“Would everyone please stop making movie references?” Tredegar said, annoyed. “Right now, they’re vulnerable. They haven’t had time to adapt to our world or develop any immunities. Right now, they’re big, nasty monsters that drink blood. Think of them as a variation of the monsters we fought back on Corsica.” Stahl saw a shudder from the team members that had gone down into the Truth’s facility during that battle. “All of that changes in less than twenty-four hours. Then they get stronger, smarter, and harder to kill on an exponential level.”
“Let’s not waste time then,” Cortez said. “As soon as we reach the village, we fan out and look for survivors. Tredegar needs to see anyone who survived so we can try and piece together what happened and how many of these creatures we’re dealing with. If you find one of the monsters, do not engage it by yourself. Call for help. Any questions?”
“Yeah, The Steve wants to know how we’re going to close the hole these vampires came out of,” The Steve said. Stahl reminded himself that under the crazy persona, former Staff Sergeant Mountain was a sharp operator. The man was still talked about among the Special Forces community.
“The papers reference some ritual the Jesuits did last time, but it’s pretty vague.” The trucks jostled as they left the paved roads and started up the trail to the mountain village. Stahl hadn’t even learned the name of the place yet. He thumbed around on his PDA until he found a map of the village. Pretty standard layout. Church and the big merchants close to center with some houses and smaller stores as the village spread out towards the farms and the jungle. Probably no more than a few hundred people all told.
Stahl was torn from his PDA as the first truck was flipped into the air. It looked like an IED hit, but there wasn’t the deafening boom of an explosion. Combat reflexes took over. Stahl shoved a Panamanian soldier aside and jumped up into the turret to grab the Ma Deuce’s controls. As the first truck rolled into the tree line, Stahl saw the cause. The creature was maybe seven or eight feet tall. Its wire-thin body was covered in matty, brown fur. Stahl didn’t even pause to look at the thing’s face before he pressed down on the firing paddle between the machine gun’s handles. The familiar heavy buddha-buddha-buddha of the M2 machine gun filled the air. The heavy .50 BMG bullets tore gaping holes into the creature. Stahl heard its screams faintly over the sound of the machine gun. The creature took a step back, fighting to stay on its feet as bullet after bullet shredded its body. It lasted maybe ten seconds before Stahl nearly removed its lower half with the machine gun. The creature fell to the ground.
Stahl jumped up out of the truck and ran towards the creature with his M4 up. Next to him was Quentin McLintock, the big close-quarters specialist. As they neared the creature, it burst into flames. There was maybe a second of bright flames and intense heat. All that remained of the creature was a scorched outline in the dirt.

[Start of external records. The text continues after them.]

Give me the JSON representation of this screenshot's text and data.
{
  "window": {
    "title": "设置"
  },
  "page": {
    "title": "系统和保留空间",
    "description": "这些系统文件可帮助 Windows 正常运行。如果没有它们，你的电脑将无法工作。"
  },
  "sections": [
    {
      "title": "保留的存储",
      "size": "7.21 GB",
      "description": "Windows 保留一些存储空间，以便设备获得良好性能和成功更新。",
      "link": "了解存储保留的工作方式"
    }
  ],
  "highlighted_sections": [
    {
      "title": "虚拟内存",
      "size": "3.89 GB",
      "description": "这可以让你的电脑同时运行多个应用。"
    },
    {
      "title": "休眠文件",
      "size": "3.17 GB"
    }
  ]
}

“Okay, that went pretty well,” Stahl said to McLintock, “Let’s get back and help the others.” McLintock put a meaty hand on Stahl’s shoulder. The big man wasn’t looking at the scorch mark. He was looking deep into the trees.

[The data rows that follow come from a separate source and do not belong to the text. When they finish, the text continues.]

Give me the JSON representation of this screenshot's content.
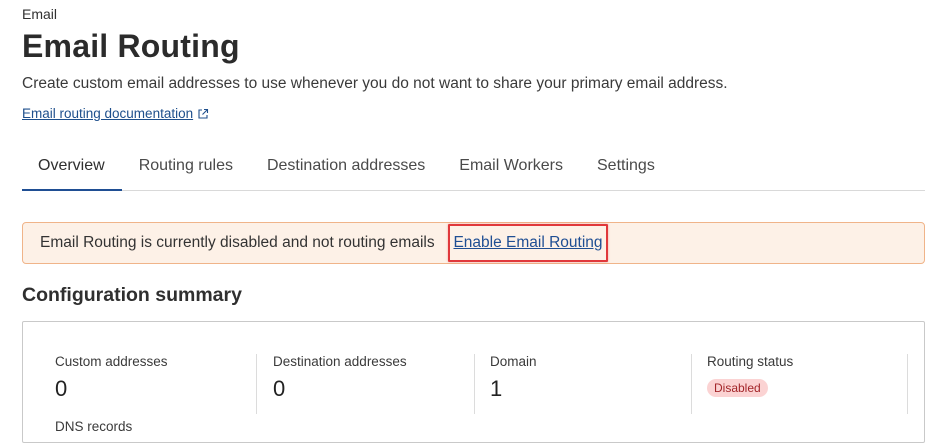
{
  "header": {
    "eyebrow": "Email",
    "title": "Email Routing",
    "subtitle": "Create custom email addresses to use whenever you do not want to share your primary email address.",
    "doc_link": "Email routing documentation"
  },
  "tabs": [
    {
      "label": "Overview",
      "active": true
    },
    {
      "label": "Routing rules"
    },
    {
      "label": "Destination addresses"
    },
    {
      "label": "Email Workers"
    },
    {
      "label": "Settings"
    }
  ],
  "banner": {
    "message": "Email Routing is currently disabled and not routing emails",
    "action": "Enable Email Routing"
  },
  "summary": {
    "title": "Configuration summary",
    "metrics": [
      {
        "label": "Custom addresses",
        "value": "0"
      },
      {
        "label": "Destination addresses",
        "value": "0"
      },
      {
        "label": "Domain",
        "value": "1"
      },
      {
        "label": "Routing status",
        "badge": "Disabled"
      }
    ],
    "dns_label": "DNS records"
  },
  "colors": {
    "link": "#1f4e93",
    "banner_bg": "#fdf1e7",
    "banner_border": "#f0b489",
    "highlight": "#e0383b",
    "badge_bg": "#fbd3d3",
    "badge_text": "#a3262a"
  }
}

“Chief, he wasn’t alone,” McLintock said. The morning air was filled with snarls as several more of the creatures stepped out of the tree line. Stahl gripped his weapon and prepared for the fight.